“I thought time might have passed me by for this event,” the champion said. “The field gets younger every year, and some great players come from all over the country. It’s very meaningful for me to win this. You always want to compete against the best.” Though his third overall win of the event, it was the first for Haag at the Preserve, where the event moved in 2000 after being contested at other Monterey Peninsula courses.
Haag’s only enemy is perhaps fatigue. The 52-year-old concluded a seven-day stretch of competitive golf with the final round of the Stocker Cup, and is primed for a month away from the game in November. Haag’s ball striking suffered at times over the weekend, but a hot putter allowed the Olympic Club member to post low scores. “My putter really bailed me out the last couple of days.” Haag has putted side saddle since 1997, a technique that rejuvenated his game. “It’s very different and hard to learn, but well worth it for me,” he said.
It wouldn’t have been the final round of the Stocker Cup without a charge from two- time defending champion Kevin Marsh of Henderson, Nevada. The 2005 U.S. Mid- Amateur champion started the day six strokes behind Haag (he was four behind the lead in 2010). But by the middle of the round the lead had been sliced in half, harkening to Marsh’s Stocker Cup titles in 2009 and 2010, when he came from behind in the final round. But a costly bogey on 15, where he came up short to the treacherous front hole location, coupled with a Haag birdie on the 13th ended the defending champion’s hopes of a three-peat. Haag posted a one-over 37 on the front nine – his worst performance on that nine by three strokes – and added a bogey on the 10th, but was able to close with three birdies in the last eight holes to slam the door on his pursuers. Haag had a one-stroke lead after the first round, and added to that lead after each round of the event.
Marsh would tie for second with Jerry Ledzinski of Carmel, Dan Sullivan of Pasadena (who had the low round of the day at two- under 70) and Billy Mitchell of Atlanta. Through a card-off, Ledzinski earned second place followed by Mitchell, Sullivan and Marsh.
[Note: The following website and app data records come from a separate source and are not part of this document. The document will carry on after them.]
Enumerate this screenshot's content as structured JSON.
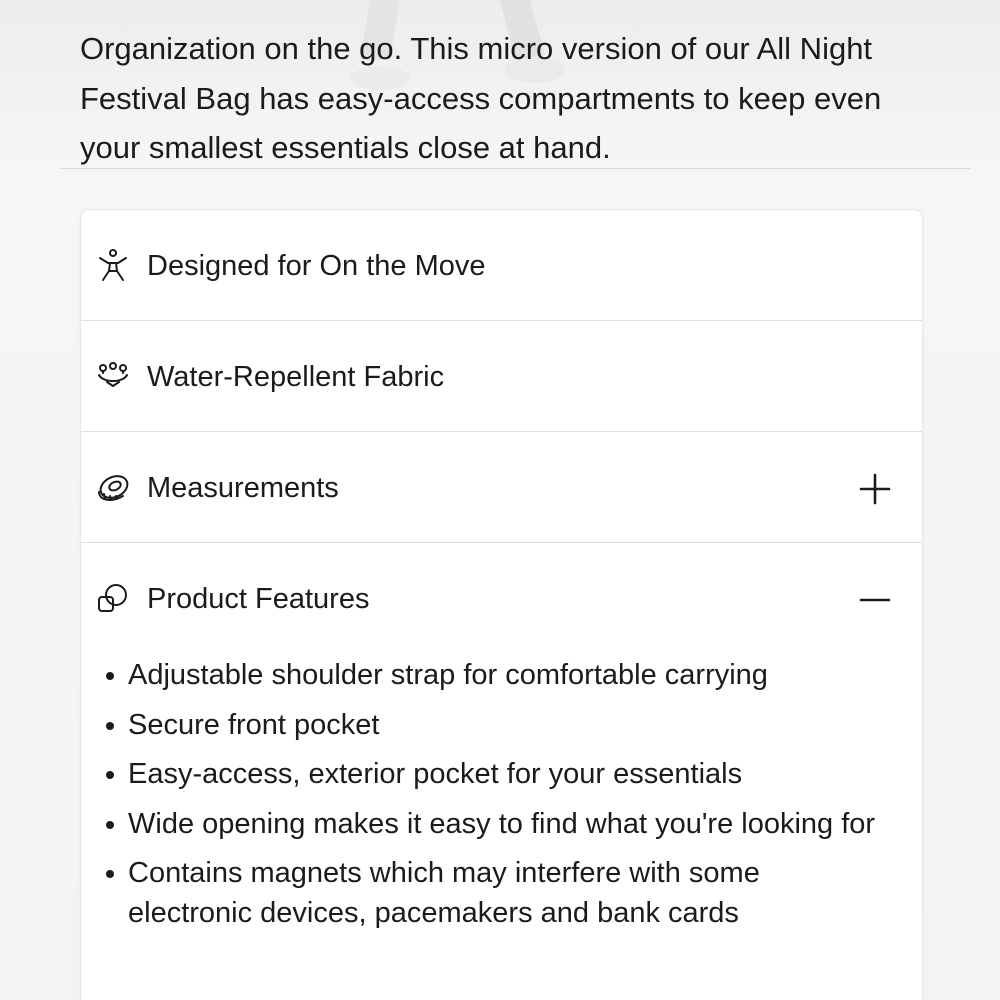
{
  "intro": {
    "description": "Organization on the go. This micro version of our All Night Festival Bag has easy-access compartments to keep even your smallest essentials close at hand."
  },
  "accordion": {
    "items": [
      {
        "label": "Designed for On the Move",
        "icon": "person-moving-icon",
        "toggle": null
      },
      {
        "label": "Water-Repellent Fabric",
        "icon": "water-drops-icon",
        "toggle": null
      },
      {
        "label": "Measurements",
        "icon": "measuring-tape-icon",
        "toggle": "plus-icon"
      },
      {
        "label": "Product Features",
        "icon": "overlapping-shapes-icon",
        "toggle": "minus-icon"
      }
    ],
    "features": [
      "Adjustable shoulder strap for comfortable carrying",
      "Secure front pocket",
      "Easy-access, exterior pocket for your essentials",
      "Wide opening makes it easy to find what you're looking for",
      "Contains magnets which may interfere with some electronic devices, pacemakers and bank cards"
    ]
  },
  "colors": {
    "text": "#1b1b1b",
    "card": "#ffffff",
    "divider": "#dedede",
    "page": "#f3f3f3"
  }
}
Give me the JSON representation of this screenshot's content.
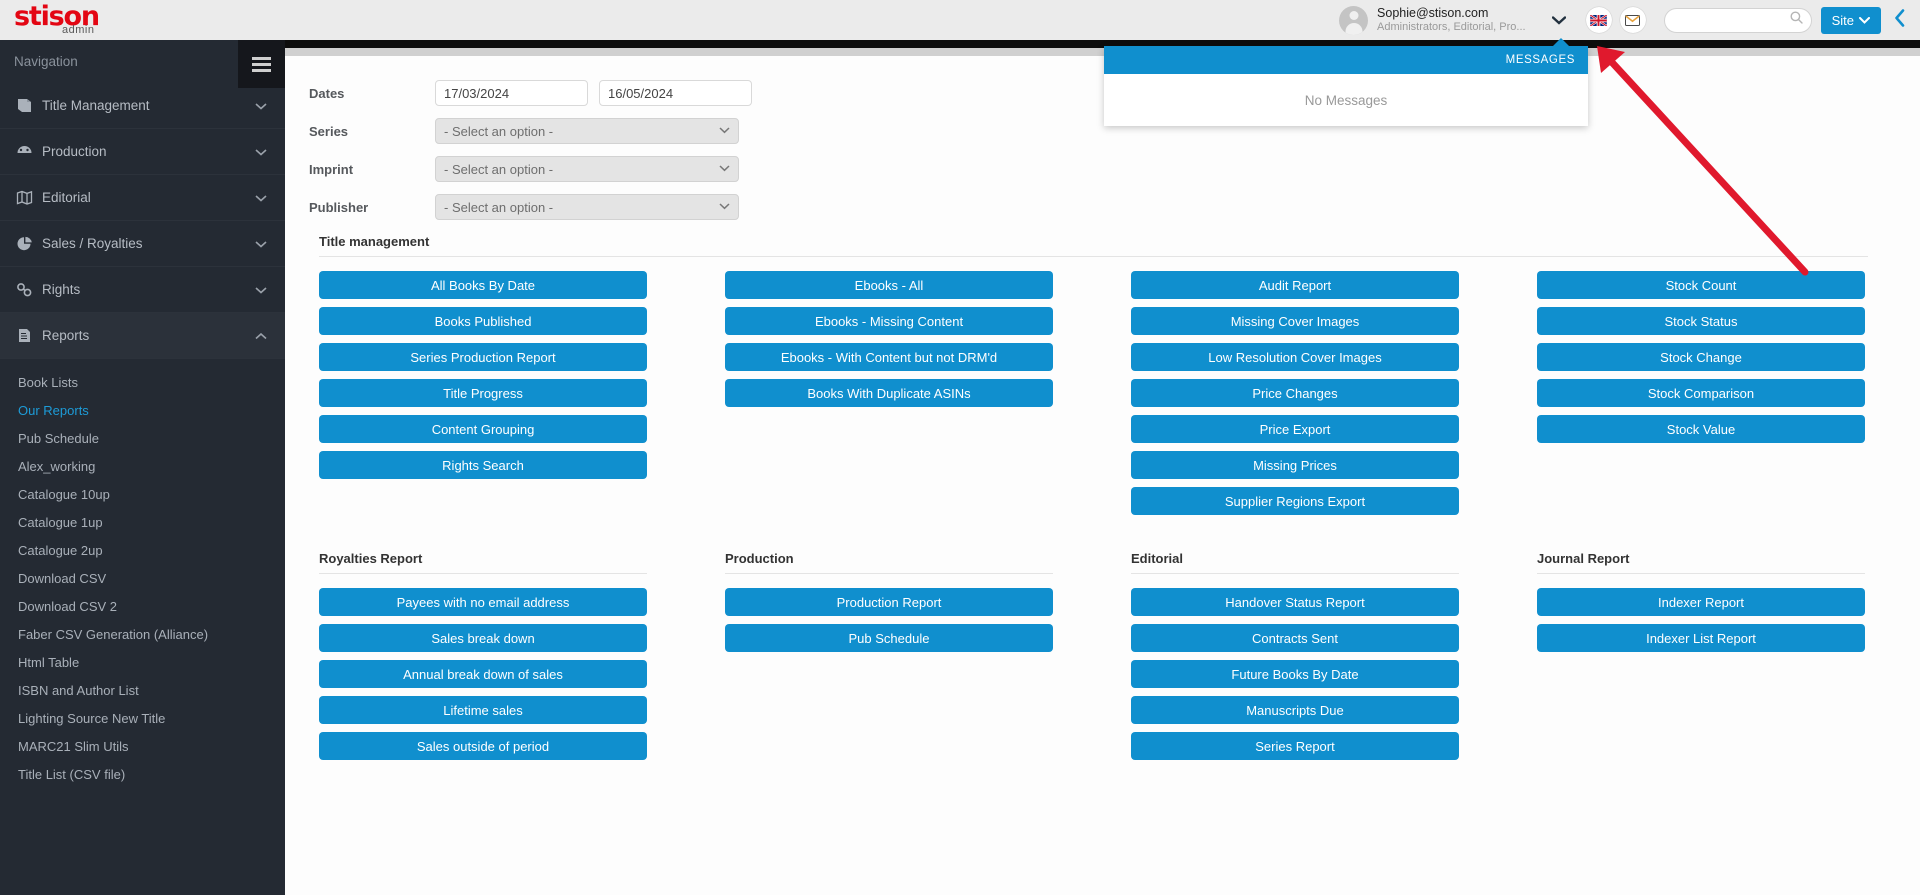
{
  "brand": {
    "name": "stison",
    "sub": "admin"
  },
  "header": {
    "user_email": "Sophie@stison.com",
    "user_roles": "Administrators, Editorial, Pro...",
    "user_chevron": "❯",
    "language_icon": "uk-flag-icon",
    "messages_icon": "envelope-icon",
    "search_placeholder": "",
    "search_value": "",
    "search_icon": "search-icon",
    "site_label": "Site",
    "site_chevron": "❯",
    "collapse_chevron": "❮",
    "accent_color": "#108fce",
    "brand_color": "#e30613"
  },
  "messages_popup": {
    "title": "MESSAGES",
    "empty_text": "No Messages"
  },
  "sidebar": {
    "heading": "Navigation",
    "menu_icon": "hamburger-icon",
    "items": [
      {
        "label": "Title Management",
        "icon": "book-icon",
        "arrow": "⌄"
      },
      {
        "label": "Production",
        "icon": "gauge-icon",
        "arrow": "⌄"
      },
      {
        "label": "Editorial",
        "icon": "map-icon",
        "arrow": "⌄"
      },
      {
        "label": "Sales / Royalties",
        "icon": "pie-chart-icon",
        "arrow": "⌄"
      },
      {
        "label": "Rights",
        "icon": "link-icon",
        "arrow": "⌄"
      },
      {
        "label": "Reports",
        "icon": "document-icon",
        "arrow": "⌃"
      }
    ],
    "sub_items": [
      {
        "label": "Book Lists",
        "selected": false
      },
      {
        "label": "Our Reports",
        "selected": true
      },
      {
        "label": "Pub Schedule",
        "selected": false
      },
      {
        "label": "Alex_working",
        "selected": false
      },
      {
        "label": "Catalogue 10up",
        "selected": false
      },
      {
        "label": "Catalogue 1up",
        "selected": false
      },
      {
        "label": "Catalogue 2up",
        "selected": false
      },
      {
        "label": "Download CSV",
        "selected": false
      },
      {
        "label": "Download CSV 2",
        "selected": false
      },
      {
        "label": "Faber CSV Generation (Alliance)",
        "selected": false
      },
      {
        "label": "Html Table",
        "selected": false
      },
      {
        "label": "ISBN and Author List",
        "selected": false
      },
      {
        "label": "Lighting Source New Title",
        "selected": false
      },
      {
        "label": "MARC21 Slim Utils",
        "selected": false
      },
      {
        "label": "Title List (CSV file)",
        "selected": false
      }
    ]
  },
  "filters": {
    "dates_label": "Dates",
    "date_from": "17/03/2024",
    "date_to": "16/05/2024",
    "series_label": "Series",
    "series_value": "- Select an option -",
    "imprint_label": "Imprint",
    "imprint_value": "- Select an option -",
    "publisher_label": "Publisher",
    "publisher_value": "- Select an option -"
  },
  "sections": {
    "title_management": {
      "heading": "Title management",
      "columns": [
        [
          "All Books By Date",
          "Books Published",
          "Series Production Report",
          "Title Progress",
          "Content Grouping",
          "Rights Search"
        ],
        [
          "Ebooks - All",
          "Ebooks - Missing Content",
          "Ebooks - With Content but not DRM'd",
          "Books With Duplicate ASINs"
        ],
        [
          "Audit Report",
          "Missing Cover Images",
          "Low Resolution Cover Images",
          "Price Changes",
          "Price Export",
          "Missing Prices",
          "Supplier Regions Export"
        ],
        [
          "Stock Count",
          "Stock Status",
          "Stock Change",
          "Stock Comparison",
          "Stock Value"
        ]
      ]
    },
    "lower": {
      "headings": [
        "Royalties Report",
        "Production",
        "Editorial",
        "Journal Report"
      ],
      "columns": [
        [
          "Payees with no email address",
          "Sales break down",
          "Annual break down of sales",
          "Lifetime sales",
          "Sales outside of period"
        ],
        [
          "Production Report",
          "Pub Schedule"
        ],
        [
          "Handover Status Report",
          "Contracts Sent",
          "Future Books By Date",
          "Manuscripts Due",
          "Series Report"
        ],
        [
          "Indexer Report",
          "Indexer List Report"
        ]
      ]
    }
  },
  "annotation": {
    "arrow_color": "#e0192d",
    "arrow_name": "pointer-arrow"
  }
}
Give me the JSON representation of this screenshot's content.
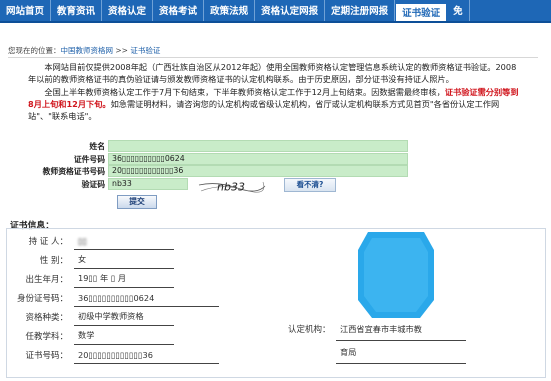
{
  "nav": {
    "items": [
      "网站首页",
      "教育资讯",
      "资格认定",
      "资格考试",
      "政策法规",
      "资格认定网报",
      "定期注册网报",
      "证书验证",
      "免"
    ],
    "active_index": 7
  },
  "breadcrumb": {
    "prefix": "您现在的位置：",
    "home": "中国教师资格网",
    "sep": " >> ",
    "current": "证书验证"
  },
  "notice": {
    "p1": "本网站目前仅提供2008年起（广西壮族自治区从2012年起）使用全国教师资格认定管理信息系统认定的教师资格证书验证。2008年以前的教师资格证书的真伪验证请与颁发教师资格证书的认定机构联系。由于历史原因，部分证书没有持证人照片。",
    "p2_before": "全国上半年教师资格认定工作于7月下旬结束，下半年教师资格认定工作于12月上旬结束。因数据需最终审核，",
    "p2_red": "证书验证需分别等到8月上旬和12月下旬。",
    "p2_after": "如急需证明材料，请咨询您的认定机构或省级认定机构，省厅或认定机构联系方式见首页\"各省份认定工作网站\"、\"联系电话\"。"
  },
  "form": {
    "name_label": "姓名",
    "name_value": "",
    "id_label": "证件号码",
    "id_value": "36▯▯▯▯▯▯▯▯▯▯0624",
    "cert_label": "教师资格证书号码",
    "cert_value": "20▯▯▯▯▯▯▯▯▯▯▯▯36",
    "captcha_label": "验证码",
    "captcha_value": "nb33",
    "captcha_image_text": "nb33",
    "refresh_label": "看不清?",
    "submit_label": "提交"
  },
  "result": {
    "title": "证书信息：",
    "fields": [
      {
        "label": "持 证 人：",
        "value": "▯▯"
      },
      {
        "label": "性   别：",
        "value": "女"
      },
      {
        "label": "出生年月：",
        "value": "19▯▯ 年 ▯ 月"
      },
      {
        "label": "身份证号码：",
        "value": "36▯▯▯▯▯▯▯▯▯▯0624"
      },
      {
        "label": "资格种类：",
        "value": "初级中学教师资格"
      },
      {
        "label": "任教学科：",
        "value": "数学"
      },
      {
        "label": "证书号码：",
        "value": "20▯▯▯▯▯▯▯▯▯▯▯▯36"
      }
    ],
    "org_label": "认定机构：",
    "org_value_line1": "江西省宜春市丰城市教",
    "org_value_line2": "育局"
  },
  "colors": {
    "nav_bg": "#1e67b6",
    "input_bg": "#c9ecc9",
    "red_text": "#d0141c",
    "photo_blue": "#2aa8ea"
  }
}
The battle for the Tatum Trophy, for golfers aged 55 and older, was claimed by Brady Exber of Las Vegas, who claimed a share of the lead after the second round and never let go. The Southern Nevada Golf hall-of-famer cruised to a five-stroke win over Doug Pool, also of Las Vegas.